Then, I broke up with her two days before the issue hit the stands, and for arguably good reasons.
Every month, this column exploits reallife drama that happens with dancers, DJs, bouncers and bartenders. Until recently, this article has never itself been the subject of the drama, and I see this engagement backfiring as nothing more than a result of bad karma. Talk enough shit about strippers and sooner or later it will come back tenfold. Or at least that’s what my third grade math teacher told me. Regardless, the "Hey Ray, nice article" jeers have yet to end and I can only imagine what the poor girl feels like.

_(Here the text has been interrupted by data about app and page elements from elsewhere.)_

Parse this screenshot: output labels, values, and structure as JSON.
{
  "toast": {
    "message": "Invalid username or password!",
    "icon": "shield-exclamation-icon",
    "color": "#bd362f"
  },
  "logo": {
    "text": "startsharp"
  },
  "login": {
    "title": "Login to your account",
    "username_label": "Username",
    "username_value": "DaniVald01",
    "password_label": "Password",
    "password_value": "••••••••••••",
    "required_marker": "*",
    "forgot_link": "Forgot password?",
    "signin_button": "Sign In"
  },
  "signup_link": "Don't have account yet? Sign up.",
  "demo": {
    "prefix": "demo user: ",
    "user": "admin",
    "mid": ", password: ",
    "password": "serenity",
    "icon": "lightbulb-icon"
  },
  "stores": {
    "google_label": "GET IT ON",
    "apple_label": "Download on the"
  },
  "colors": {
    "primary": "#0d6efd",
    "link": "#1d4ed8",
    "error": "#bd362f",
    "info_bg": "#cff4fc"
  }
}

Running with this month’s theme, I extend to my readers a frighteningly disturbing vision of the future that came to me like a frat boy requesting Sublime—long-term commitment. Fear of death is associated with the psychological tension that results from realizing that one’s existence is finite. In terms of single "life" even the thought of marriage brings single "death" one step closer. Exotic circulates amongst bachelors, swingers, players, man whores and sluts. These are my people, and I apologize to everyone for not only insulting my audience, but for failing to live up to my duties as a chauvinistic, speed-dating, alcoholic strip-club-DJ guru. I have seen death face-to-face, and it is scarier than you think. No more first dates. No more spur-ofthe-moment trips to Humboldt. No more indo, gin or juice.
It was nice, though, to know that the only person to congratulate me was my editor. I think he’s been married at least twice.